Soon after, the nation’s largest kelp company, known as Kelco, began operating ocean-going barges that cut and collected hundreds of tons of giant kelp each day off San Diego. A factory in the city’s Barrio Logan neighborhood processed it for food additives, pharmaceuticals, chemicals and other industries.
Others saw even greater possibilities.
Energy activists pushed seaweed as a renewable source of biofuel to ease America’s reliance on imported oil. The idea was to ferment kelp to generate methane, or process it to produce ethanol, as is done with corn and sugar cane.
But the marine biofuel industry never proved viable. Nor did proposals to create vast mid-ocean rafts of floating kelp to soak up greenhouse gases. ISP Alginates closed its Kelco plant in San Diego in 2005 and moved the operation to Scotland, rather than meet California’s environmental regulations.

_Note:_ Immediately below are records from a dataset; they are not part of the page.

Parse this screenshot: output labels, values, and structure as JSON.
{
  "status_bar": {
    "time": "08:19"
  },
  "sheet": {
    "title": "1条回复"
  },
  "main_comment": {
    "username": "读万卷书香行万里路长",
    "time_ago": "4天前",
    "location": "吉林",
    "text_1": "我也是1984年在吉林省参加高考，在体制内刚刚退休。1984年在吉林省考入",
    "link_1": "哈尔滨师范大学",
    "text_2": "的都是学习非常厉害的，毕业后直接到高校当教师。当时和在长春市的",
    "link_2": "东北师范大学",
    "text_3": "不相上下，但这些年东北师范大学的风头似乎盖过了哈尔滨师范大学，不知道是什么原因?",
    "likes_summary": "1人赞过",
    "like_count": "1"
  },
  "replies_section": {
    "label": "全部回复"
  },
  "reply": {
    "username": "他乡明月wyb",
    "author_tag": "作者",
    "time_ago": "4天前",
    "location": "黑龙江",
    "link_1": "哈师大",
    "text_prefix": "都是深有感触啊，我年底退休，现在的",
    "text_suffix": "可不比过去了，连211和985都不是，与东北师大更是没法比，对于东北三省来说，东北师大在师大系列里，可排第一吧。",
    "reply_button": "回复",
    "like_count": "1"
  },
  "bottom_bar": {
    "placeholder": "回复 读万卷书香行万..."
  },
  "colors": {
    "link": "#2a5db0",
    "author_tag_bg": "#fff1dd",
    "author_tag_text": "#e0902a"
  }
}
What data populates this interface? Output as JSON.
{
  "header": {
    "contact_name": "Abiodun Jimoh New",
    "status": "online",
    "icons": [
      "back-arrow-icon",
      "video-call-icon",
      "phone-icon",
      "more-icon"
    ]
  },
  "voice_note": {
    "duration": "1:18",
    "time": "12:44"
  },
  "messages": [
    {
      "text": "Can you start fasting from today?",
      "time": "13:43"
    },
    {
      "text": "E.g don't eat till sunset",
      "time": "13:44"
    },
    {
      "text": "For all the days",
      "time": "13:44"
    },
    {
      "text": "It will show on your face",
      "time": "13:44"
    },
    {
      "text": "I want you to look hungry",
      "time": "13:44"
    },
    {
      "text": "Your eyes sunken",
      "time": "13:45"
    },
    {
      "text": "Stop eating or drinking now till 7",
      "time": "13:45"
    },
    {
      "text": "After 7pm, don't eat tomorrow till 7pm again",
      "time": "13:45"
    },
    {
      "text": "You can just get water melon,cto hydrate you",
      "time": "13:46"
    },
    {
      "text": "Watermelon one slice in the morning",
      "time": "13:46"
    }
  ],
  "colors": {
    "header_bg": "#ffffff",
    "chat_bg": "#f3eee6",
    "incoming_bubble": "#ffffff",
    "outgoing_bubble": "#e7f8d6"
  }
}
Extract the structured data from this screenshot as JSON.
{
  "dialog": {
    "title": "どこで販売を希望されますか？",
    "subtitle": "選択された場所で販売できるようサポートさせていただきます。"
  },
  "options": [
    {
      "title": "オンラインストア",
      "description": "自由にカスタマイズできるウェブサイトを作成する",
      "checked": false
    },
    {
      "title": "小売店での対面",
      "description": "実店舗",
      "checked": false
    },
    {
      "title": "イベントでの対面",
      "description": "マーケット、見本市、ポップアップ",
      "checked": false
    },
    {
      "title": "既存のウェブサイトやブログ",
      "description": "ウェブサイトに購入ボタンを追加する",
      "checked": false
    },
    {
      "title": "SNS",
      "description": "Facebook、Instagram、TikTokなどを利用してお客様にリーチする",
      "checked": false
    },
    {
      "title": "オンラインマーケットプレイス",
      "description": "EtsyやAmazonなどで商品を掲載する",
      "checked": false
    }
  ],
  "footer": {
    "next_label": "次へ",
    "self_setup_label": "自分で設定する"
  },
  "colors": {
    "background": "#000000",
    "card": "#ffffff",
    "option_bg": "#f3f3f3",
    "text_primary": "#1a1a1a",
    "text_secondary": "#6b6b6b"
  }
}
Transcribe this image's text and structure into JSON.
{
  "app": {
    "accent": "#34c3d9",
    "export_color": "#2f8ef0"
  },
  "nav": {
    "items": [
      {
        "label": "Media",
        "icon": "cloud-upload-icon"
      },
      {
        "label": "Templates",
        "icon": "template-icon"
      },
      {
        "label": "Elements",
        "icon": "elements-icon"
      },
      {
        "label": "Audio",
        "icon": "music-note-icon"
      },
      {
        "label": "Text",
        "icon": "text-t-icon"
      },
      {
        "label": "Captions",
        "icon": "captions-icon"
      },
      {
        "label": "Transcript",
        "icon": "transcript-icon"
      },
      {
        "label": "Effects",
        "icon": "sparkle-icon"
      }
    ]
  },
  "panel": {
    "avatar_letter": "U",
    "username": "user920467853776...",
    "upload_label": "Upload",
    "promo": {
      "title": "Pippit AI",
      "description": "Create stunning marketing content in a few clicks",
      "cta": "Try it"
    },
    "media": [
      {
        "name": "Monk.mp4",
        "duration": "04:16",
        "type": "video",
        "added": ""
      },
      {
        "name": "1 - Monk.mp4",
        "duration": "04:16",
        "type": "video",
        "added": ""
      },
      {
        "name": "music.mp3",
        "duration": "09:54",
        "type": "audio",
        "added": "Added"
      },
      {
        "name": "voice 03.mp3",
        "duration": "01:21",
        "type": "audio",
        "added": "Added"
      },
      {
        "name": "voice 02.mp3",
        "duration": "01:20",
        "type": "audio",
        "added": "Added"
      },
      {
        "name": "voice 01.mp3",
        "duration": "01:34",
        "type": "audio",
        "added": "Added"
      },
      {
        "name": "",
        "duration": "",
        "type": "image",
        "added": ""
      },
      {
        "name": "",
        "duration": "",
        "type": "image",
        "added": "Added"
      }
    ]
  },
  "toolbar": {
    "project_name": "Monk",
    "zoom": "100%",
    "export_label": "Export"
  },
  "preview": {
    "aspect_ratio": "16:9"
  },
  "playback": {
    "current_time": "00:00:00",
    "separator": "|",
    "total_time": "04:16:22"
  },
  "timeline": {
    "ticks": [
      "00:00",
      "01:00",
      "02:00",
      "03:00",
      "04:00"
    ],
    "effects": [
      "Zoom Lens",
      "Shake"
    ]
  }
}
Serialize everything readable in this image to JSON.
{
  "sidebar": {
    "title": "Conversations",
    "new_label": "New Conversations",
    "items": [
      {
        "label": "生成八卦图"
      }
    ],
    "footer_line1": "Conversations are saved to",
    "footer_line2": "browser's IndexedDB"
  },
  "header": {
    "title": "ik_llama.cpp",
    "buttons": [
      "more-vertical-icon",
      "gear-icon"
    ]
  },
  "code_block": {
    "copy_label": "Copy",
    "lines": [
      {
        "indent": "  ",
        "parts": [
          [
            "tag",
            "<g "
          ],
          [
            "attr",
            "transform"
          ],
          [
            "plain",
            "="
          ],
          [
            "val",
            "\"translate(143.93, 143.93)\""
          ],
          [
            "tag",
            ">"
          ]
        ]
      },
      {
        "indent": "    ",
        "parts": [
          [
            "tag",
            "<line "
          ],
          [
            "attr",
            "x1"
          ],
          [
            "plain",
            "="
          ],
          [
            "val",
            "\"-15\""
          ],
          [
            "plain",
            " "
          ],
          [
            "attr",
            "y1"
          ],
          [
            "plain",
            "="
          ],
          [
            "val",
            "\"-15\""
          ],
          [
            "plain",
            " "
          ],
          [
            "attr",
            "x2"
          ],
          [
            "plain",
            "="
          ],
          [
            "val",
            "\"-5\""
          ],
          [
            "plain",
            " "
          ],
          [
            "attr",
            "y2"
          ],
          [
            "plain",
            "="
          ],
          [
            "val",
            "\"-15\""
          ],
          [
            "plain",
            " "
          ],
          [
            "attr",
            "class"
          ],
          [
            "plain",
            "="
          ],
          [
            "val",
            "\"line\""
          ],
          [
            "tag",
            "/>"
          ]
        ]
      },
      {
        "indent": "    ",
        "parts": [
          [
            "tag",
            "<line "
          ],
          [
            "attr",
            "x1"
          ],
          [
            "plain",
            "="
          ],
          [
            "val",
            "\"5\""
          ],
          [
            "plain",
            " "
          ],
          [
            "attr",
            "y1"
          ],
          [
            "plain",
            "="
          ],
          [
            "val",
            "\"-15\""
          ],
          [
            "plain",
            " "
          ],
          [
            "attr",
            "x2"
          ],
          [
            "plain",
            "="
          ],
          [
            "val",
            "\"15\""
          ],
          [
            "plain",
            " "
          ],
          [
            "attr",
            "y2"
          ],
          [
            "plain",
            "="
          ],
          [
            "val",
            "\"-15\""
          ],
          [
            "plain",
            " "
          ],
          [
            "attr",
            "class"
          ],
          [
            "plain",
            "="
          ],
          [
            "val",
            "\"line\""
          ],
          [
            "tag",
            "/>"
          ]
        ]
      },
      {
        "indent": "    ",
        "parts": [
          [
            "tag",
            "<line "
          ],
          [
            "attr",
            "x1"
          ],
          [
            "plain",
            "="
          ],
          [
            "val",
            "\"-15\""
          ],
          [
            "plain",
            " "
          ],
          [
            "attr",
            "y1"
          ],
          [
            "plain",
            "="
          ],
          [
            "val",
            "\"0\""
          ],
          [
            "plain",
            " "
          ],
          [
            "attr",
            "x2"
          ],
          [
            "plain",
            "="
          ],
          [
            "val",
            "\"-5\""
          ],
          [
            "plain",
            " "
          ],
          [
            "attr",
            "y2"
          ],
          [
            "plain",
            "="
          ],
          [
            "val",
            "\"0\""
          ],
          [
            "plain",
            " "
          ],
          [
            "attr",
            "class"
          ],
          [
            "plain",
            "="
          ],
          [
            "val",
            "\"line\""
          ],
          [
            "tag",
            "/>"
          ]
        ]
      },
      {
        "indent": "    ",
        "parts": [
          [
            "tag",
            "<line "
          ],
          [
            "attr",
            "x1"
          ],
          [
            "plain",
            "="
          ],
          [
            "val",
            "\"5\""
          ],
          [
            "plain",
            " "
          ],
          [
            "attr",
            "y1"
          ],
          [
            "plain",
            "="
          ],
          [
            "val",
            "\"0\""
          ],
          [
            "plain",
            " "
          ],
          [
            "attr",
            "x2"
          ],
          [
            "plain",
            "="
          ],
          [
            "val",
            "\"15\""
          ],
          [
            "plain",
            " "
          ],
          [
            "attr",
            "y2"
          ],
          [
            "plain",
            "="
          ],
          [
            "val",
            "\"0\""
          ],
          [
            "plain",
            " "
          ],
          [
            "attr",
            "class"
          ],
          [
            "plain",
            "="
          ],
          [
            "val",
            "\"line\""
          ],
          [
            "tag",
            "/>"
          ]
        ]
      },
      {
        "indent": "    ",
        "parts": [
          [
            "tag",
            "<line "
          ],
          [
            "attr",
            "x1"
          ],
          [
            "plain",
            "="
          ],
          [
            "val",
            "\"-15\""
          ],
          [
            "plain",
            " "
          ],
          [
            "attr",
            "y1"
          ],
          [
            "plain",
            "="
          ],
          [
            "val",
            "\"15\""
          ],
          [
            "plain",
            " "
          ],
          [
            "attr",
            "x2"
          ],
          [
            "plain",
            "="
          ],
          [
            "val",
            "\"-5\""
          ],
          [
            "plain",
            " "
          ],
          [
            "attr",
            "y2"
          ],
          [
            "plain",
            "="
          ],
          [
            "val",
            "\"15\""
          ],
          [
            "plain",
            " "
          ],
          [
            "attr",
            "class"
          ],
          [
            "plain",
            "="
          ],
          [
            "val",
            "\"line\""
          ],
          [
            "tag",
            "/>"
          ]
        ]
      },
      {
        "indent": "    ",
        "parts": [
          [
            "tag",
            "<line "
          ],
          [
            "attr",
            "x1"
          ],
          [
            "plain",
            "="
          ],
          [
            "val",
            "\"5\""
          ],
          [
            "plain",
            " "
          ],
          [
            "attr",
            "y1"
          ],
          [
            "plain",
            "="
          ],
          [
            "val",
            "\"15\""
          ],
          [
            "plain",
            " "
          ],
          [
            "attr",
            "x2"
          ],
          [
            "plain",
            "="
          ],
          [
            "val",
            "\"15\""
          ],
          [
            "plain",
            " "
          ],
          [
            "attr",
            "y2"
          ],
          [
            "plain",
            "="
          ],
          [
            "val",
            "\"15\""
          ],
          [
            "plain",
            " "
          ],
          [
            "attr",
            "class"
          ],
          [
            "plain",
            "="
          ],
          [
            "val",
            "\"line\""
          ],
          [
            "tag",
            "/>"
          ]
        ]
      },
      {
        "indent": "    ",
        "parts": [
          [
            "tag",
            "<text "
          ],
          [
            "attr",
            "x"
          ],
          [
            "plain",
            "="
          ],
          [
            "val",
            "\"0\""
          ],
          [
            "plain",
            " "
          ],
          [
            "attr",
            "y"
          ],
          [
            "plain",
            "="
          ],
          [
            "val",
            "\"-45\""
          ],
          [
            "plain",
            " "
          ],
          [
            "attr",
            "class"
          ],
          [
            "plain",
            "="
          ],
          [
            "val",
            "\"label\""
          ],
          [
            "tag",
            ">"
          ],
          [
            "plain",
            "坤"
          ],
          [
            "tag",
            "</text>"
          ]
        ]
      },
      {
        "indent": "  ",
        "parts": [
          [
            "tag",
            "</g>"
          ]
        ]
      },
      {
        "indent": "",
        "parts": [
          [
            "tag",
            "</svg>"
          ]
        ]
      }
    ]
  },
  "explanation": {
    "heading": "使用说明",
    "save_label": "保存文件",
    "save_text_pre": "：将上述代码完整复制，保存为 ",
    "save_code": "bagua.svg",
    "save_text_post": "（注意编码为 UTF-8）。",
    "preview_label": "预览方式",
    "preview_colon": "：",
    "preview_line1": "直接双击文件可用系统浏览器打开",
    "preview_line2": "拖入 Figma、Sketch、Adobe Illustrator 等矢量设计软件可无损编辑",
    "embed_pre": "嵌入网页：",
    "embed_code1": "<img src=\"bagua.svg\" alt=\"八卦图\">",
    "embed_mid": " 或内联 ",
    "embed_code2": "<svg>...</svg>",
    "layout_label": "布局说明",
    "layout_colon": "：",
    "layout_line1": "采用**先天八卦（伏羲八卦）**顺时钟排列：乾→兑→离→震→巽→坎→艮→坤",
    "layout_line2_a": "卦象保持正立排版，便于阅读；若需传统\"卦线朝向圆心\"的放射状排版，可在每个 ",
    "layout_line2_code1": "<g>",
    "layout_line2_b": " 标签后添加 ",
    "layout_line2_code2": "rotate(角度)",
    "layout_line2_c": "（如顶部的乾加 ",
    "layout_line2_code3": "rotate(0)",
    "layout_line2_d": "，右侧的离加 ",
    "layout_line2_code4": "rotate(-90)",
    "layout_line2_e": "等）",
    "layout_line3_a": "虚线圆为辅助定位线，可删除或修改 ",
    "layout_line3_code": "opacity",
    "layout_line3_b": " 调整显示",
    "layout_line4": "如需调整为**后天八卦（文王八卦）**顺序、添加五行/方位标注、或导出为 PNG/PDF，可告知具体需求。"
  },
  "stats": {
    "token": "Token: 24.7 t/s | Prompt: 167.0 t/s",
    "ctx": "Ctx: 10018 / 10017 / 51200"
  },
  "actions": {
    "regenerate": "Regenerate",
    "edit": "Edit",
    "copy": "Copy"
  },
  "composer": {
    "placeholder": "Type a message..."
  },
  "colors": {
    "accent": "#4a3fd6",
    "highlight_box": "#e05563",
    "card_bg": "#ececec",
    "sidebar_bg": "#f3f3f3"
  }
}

Today, only a handful of smaller U.S. companies harvest seaweed. Those in California chiefly provide feed for abalone farms. Those in Maine mostly supply fertilizer, livestock feed and dietary supplements.
“People who eat dried seaweed are pretty dedicated to it,” said Ellen Andrews, marketing manager for Maine Coast Sea Vegetables, which sells powdered seaweed and Kelp Krunch Bars to natural food stores and health clinics. “It’s very healthy.”
Some fans extol kelp’s supposed ability to combat everything from cancer and HIV infections to radiation poisoning and high blood pressure. Scientists say those claims are unproven at best.
“It’s a mineral supplement, not a miracle food,” said John Pease, professor emeritus of biology at UC Santa Cruz.
Olson, 53, founded his kelp farm after working as a treasure hunter, commercial fisherman and mussel grower. Dobbins, 45, was general manager of a bio-tech company before he heard Olson pitch kelp at a local supermarket.
“I see this as a potential way to create a whole new fishery in Maine,” said Dobbins.
He said they have invested about $300,000 so far. “We’re still losing our shirts,” he added.
Whether Americans will buy frozen kelp from the grocer as readily as frozen spinach remains to be seen. Rebranding may be the key.
“When you hear the term seaweed, you don’t have a positive reaction,” Yarish said. “You think about all that slimy crap on the beach and say, ‘Get it away from me.’ That’s why I like to say sea vegetable. It sounds much nicer.”